====== Provided records ======

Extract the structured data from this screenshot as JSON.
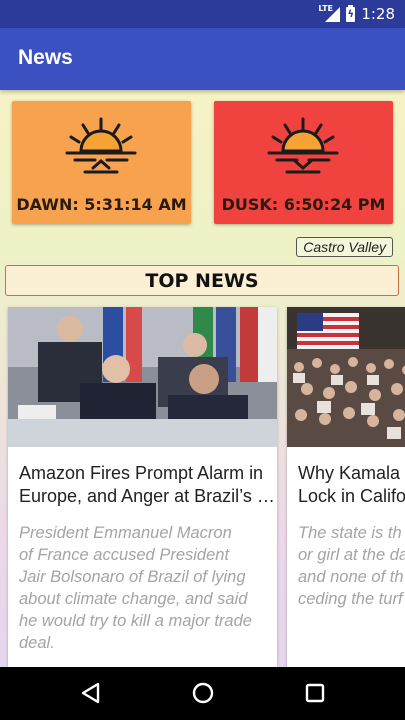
{
  "status_bar": {
    "network": "LTE",
    "time": "1:28"
  },
  "app_bar": {
    "title": "News"
  },
  "sun_cards": {
    "dawn": {
      "label": "DAWN: 5:31:14 AM",
      "color": "#f7a24e",
      "icon": "sunrise-icon"
    },
    "dusk": {
      "label": "DUSK: 6:50:24 PM",
      "color": "#f0433f",
      "icon": "sunset-icon"
    }
  },
  "location": "Castro Valley",
  "section_header": "TOP NEWS",
  "articles": [
    {
      "title_lines": [
        "Amazon Fires Prompt Alarm in",
        "Europe, and Anger at Brazil’s …"
      ],
      "description_lines": [
        "President Emmanuel Macron",
        "of France accused President",
        "Jair Bolsonaro of Brazil of lying",
        "about climate change, and said",
        "he would try to kill a major trade",
        "deal."
      ],
      "image": "g20-leaders-photo"
    },
    {
      "title_lines": [
        "Why Kamala H",
        "Lock in Califo"
      ],
      "description_lines": [
        "The state is th",
        "or girl at the da",
        "and none of th",
        "ceding the turf"
      ],
      "image": "rally-crowd-photo"
    }
  ],
  "nav_bar": {
    "back": "back-icon",
    "home": "home-icon",
    "recents": "recents-icon"
  }
}
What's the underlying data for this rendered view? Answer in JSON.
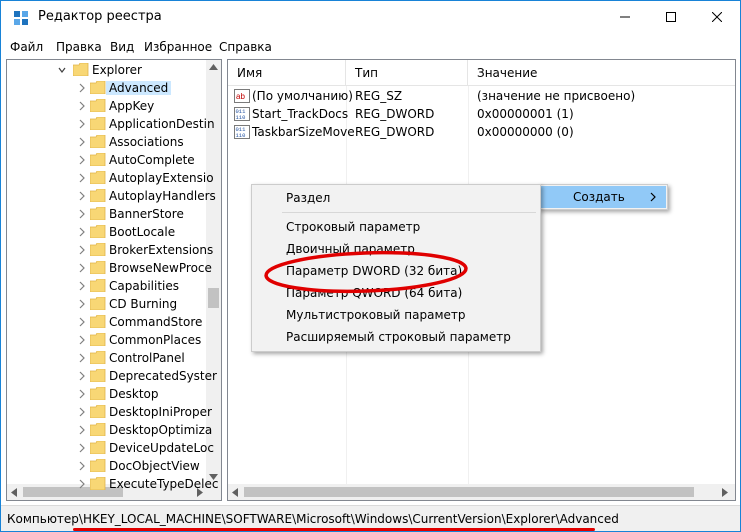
{
  "window": {
    "title": "Редактор реестра",
    "accent": "#1883d7"
  },
  "menu": [
    "Файл",
    "Правка",
    "Вид",
    "Избранное",
    "Справка"
  ],
  "tree": {
    "items": [
      {
        "label": "Explorer",
        "expanded": true
      },
      {
        "label": "Advanced",
        "selected": true
      },
      {
        "label": "AppKey"
      },
      {
        "label": "ApplicationDestin"
      },
      {
        "label": "Associations"
      },
      {
        "label": "AutoComplete"
      },
      {
        "label": "AutoplayExtensio"
      },
      {
        "label": "AutoplayHandlers"
      },
      {
        "label": "BannerStore"
      },
      {
        "label": "BootLocale"
      },
      {
        "label": "BrokerExtensions"
      },
      {
        "label": "BrowseNewProce"
      },
      {
        "label": "Capabilities"
      },
      {
        "label": "CD Burning"
      },
      {
        "label": "CommandStore"
      },
      {
        "label": "CommonPlaces"
      },
      {
        "label": "ControlPanel"
      },
      {
        "label": "DeprecatedSyster"
      },
      {
        "label": "Desktop"
      },
      {
        "label": "DesktopIniProper"
      },
      {
        "label": "DesktopOptimiza"
      },
      {
        "label": "DeviceUpdateLoc"
      },
      {
        "label": "DocObjectView"
      },
      {
        "label": "ExecuteTypeDelec"
      }
    ]
  },
  "list": {
    "columns": [
      "Имя",
      "Тип",
      "Значение"
    ],
    "rows": [
      {
        "name": "(По умолчанию)",
        "type": "REG_SZ",
        "value": "(значение не присвоено)",
        "icon": "string-value-icon"
      },
      {
        "name": "Start_TrackDocs",
        "type": "REG_DWORD",
        "value": "0x00000001 (1)",
        "icon": "dword-value-icon"
      },
      {
        "name": "TaskbarSizeMove",
        "type": "REG_DWORD",
        "value": "0x00000000 (0)",
        "icon": "dword-value-icon"
      }
    ]
  },
  "context_menu": {
    "create_label": "Создать"
  },
  "submenu": {
    "items": [
      "Раздел",
      "Строковый параметр",
      "Двоичный параметр",
      "Параметр DWORD (32 бита)",
      "Параметр QWORD (64 бита)",
      "Мультистроковый параметр",
      "Расширяемый строковый параметр"
    ],
    "highlighted": "Параметр DWORD (32 бита)",
    "highlight_color": "#e00000"
  },
  "status": {
    "path": "Компьютер\\HKEY_LOCAL_MACHINE\\SOFTWARE\\Microsoft\\Windows\\CurrentVersion\\Explorer\\Advanced"
  }
}
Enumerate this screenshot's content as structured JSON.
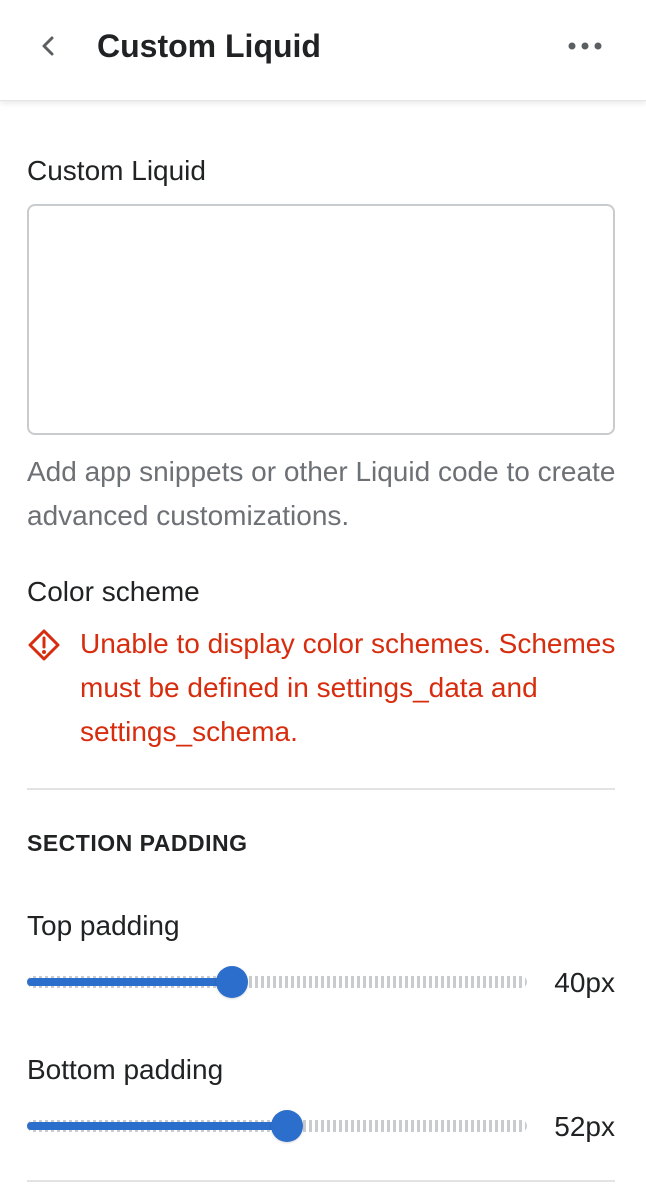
{
  "header": {
    "title": "Custom Liquid"
  },
  "custom_liquid": {
    "label": "Custom Liquid",
    "value": "",
    "help_text": "Add app snippets or other Liquid code to create advanced customizations."
  },
  "color_scheme": {
    "label": "Color scheme",
    "error_text": "Unable to display color schemes. Schemes must be defined in settings_data and settings_schema."
  },
  "section_padding": {
    "heading": "SECTION PADDING",
    "top": {
      "label": "Top padding",
      "value_text": "40px",
      "value": 40,
      "fill_fraction": 0.41
    },
    "bottom": {
      "label": "Bottom padding",
      "value_text": "52px",
      "value": 52,
      "fill_fraction": 0.52
    }
  },
  "colors": {
    "accent": "#2c6ecb",
    "error": "#d72c0d",
    "text": "#202223",
    "subdued": "#6d7175"
  },
  "icons": {
    "back": "chevron-left-icon",
    "more": "horizontal-dots-icon",
    "error": "diamond-alert-icon"
  }
}
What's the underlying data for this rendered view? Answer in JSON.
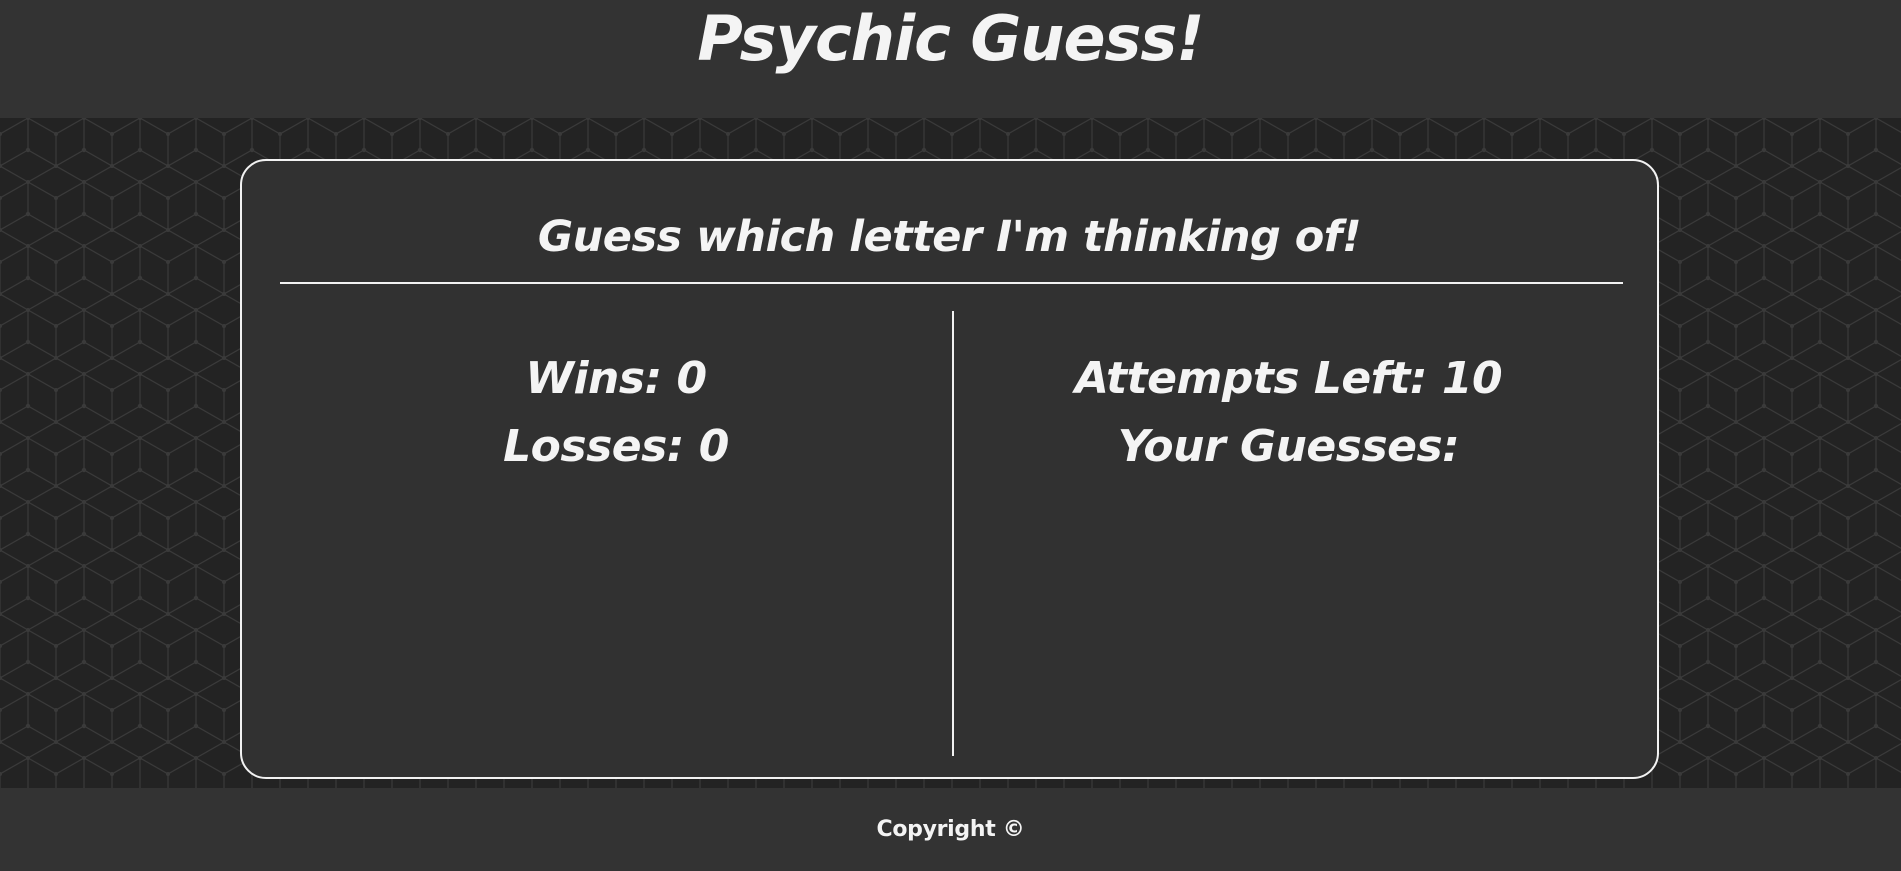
{
  "header": {
    "title": "Psychic Guess!"
  },
  "game": {
    "prompt": "Guess which letter I'm thinking of!",
    "wins_label": "Wins:",
    "wins_value": "0",
    "losses_label": "Losses:",
    "losses_value": "0",
    "attempts_label": "Attempts Left:",
    "attempts_value": "10",
    "guesses_label": "Your Guesses:",
    "guesses_value": ""
  },
  "footer": {
    "copyright": "Copyright ©"
  },
  "colors": {
    "background_pattern": "#232323",
    "panel": "#313131",
    "header_footer": "#333333",
    "text_and_border": "#f2f2f2"
  }
}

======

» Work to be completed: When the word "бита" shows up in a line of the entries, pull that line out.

» Finished task:
      "Параметр DWORD (32 бита)",
      "Параметр QWORD (64 бита)",
    "highlighted": "Параметр DWORD (32 бита)",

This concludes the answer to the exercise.